I’d heard, for instance, that you can request kimchi in your breakfast burrito — surely an awesome thing. But when Son brought my burrito, she said, regretfully, that she’d forgotten to add the kimchi. (She ended up giving me an extra-generous portion on the side.) I have to say, though, the breakfast burrito was more or less perfect as it was, all of the contrasting textures mushed together into one gloriously savory and cohesive whole: scrambled eggs, bacon shards, melted cheese, and — the clincher — crispy breakfast potatoes. Would the addition of sautéed kimchi have taken it to an even higher level of awesomeness? I’ll leave that for you, dear reader, to find out.
Pretty Lady also offers a standard array of three-egg omelets, which might not be airy enough (or made with posh enough stuff) to qualify as masterpieces of the genre, but they’re hearty and workmanlike specimens. Together with a side of toast and crispy country-style hash browns, it’s the kind of breakfast that will keep you going until dinnertime.
On the sweet side of the menu, I wasn’t won over by the huge, somewhat leaden banana pancakes. The generous French toast plate, which comes with eggs and a choice of meat, is a better choice — a simple, home-style version of the breakfast staple, very eggy and soft, and dusted with cinnamon sugar. If Mom or Dad made French toast for you when you were a kid, there’s a decent chance it bore some resemblance to Son’s.
One of the restaurant’s signature lunch items is the cheesesteak, which, while not strictly traditional, was a close-enough approximation to satisfy this transplanted East Coaster’s cravings: plenty of thinly-sliced beef, Cheese Whiz (no frou-frou substitutions here), and sautéed onions, all heaped onto a soft, mottled Dutch Crunch roll.
Or, if you’re in more of an Asian-craving frame of mind, a rice plate featuring pork marinated in spicy-sweet Korean gochujang made for another filling, inexpensive lunch, though the pork wasn’t as tender as I would have liked. Feeling only halfway Asian? It’s not uncommon for customers to order their rice plates with French fries on the side; the health-conscious can stick to soup or salad.
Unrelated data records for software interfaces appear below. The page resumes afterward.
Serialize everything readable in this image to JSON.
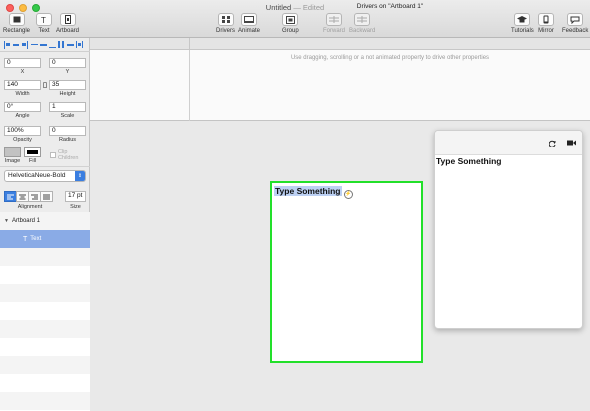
{
  "window": {
    "title": "Untitled",
    "status": "Edited",
    "separator": "—"
  },
  "toolbar": {
    "rectangle": "Rectangle",
    "text": "Text",
    "artboard": "Artboard",
    "drivers": "Drivers",
    "animate": "Animate",
    "group": "Group",
    "forward": "Forward",
    "backward": "Backward",
    "tutorials": "Tutorials",
    "mirror": "Mirror",
    "feedback": "Feedback"
  },
  "inspector": {
    "x": {
      "value": "0",
      "label": "X"
    },
    "y": {
      "value": "0",
      "label": "Y"
    },
    "width": {
      "value": "140",
      "label": "Width"
    },
    "height": {
      "value": "35",
      "label": "Height"
    },
    "angle": {
      "value": "0°",
      "label": "Angle"
    },
    "scale": {
      "value": "1",
      "label": "Scale"
    },
    "opacity": {
      "value": "100%",
      "label": "Opacity"
    },
    "radius": {
      "value": "0",
      "label": "Radius"
    },
    "image_label": "Image",
    "fill_label": "Fill",
    "clip_children": "Clip Children",
    "font": "HelveticaNeue-Bold",
    "size": {
      "value": "17 pt",
      "label": "Size"
    },
    "alignment_label": "Alignment",
    "colors": {
      "image": "#c2c2c2",
      "fill": "#000000"
    }
  },
  "layers": [
    {
      "name": "Artboard 1",
      "icon": "disclosure-triangle-icon",
      "selected": false
    },
    {
      "name": "Text",
      "icon": "text-tool-icon",
      "selected": true
    }
  ],
  "drivers": {
    "title": "Drivers on \"Artboard 1\"",
    "hint": "Use dragging, scrolling or a not animated property to drive other properties"
  },
  "canvas": {
    "artboard_text": "Type Something",
    "preview_text": "Type Something",
    "artboard_border_color": "#22e02a"
  }
}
We asked Son to throw a couple of fried eggs on top, and you won’t regret doing the same.
Later, I learned of another off-menu special: bibimbap — a cobbled-together version of the classic Korean rice bowl, more or less traditional, but served on a plate rather than in the customary sizzling stone vessel.
Certainly there’s lots of better Korean food to be had in Oakland, and there are a few other places where you can get a proper greasy-spoon-style breakfast. But to be able to enjoy both cuisines side by side, seated at what is perhaps the most pleasant old-fashioned diner counter in town — and with such charming service? Pretty Lady is a rare gem indeed.
By the end of my first meal, I dispensed with knife and fork altogether, and ate the rest of my cheesy sausage omelet with chopsticks, snagging a piece of kimchi to go with every bite. The combination — a sort of practical, improvised Asian fusion rather than some cheffy conceit — felt as natural as Thanksgiving turkey with a side of Chinese sticky rice, or a burrito stuffed with Tater Tots. What child of immigrants doesn’t have cherished food memories such as these?
To me, quite simply, it felt like home.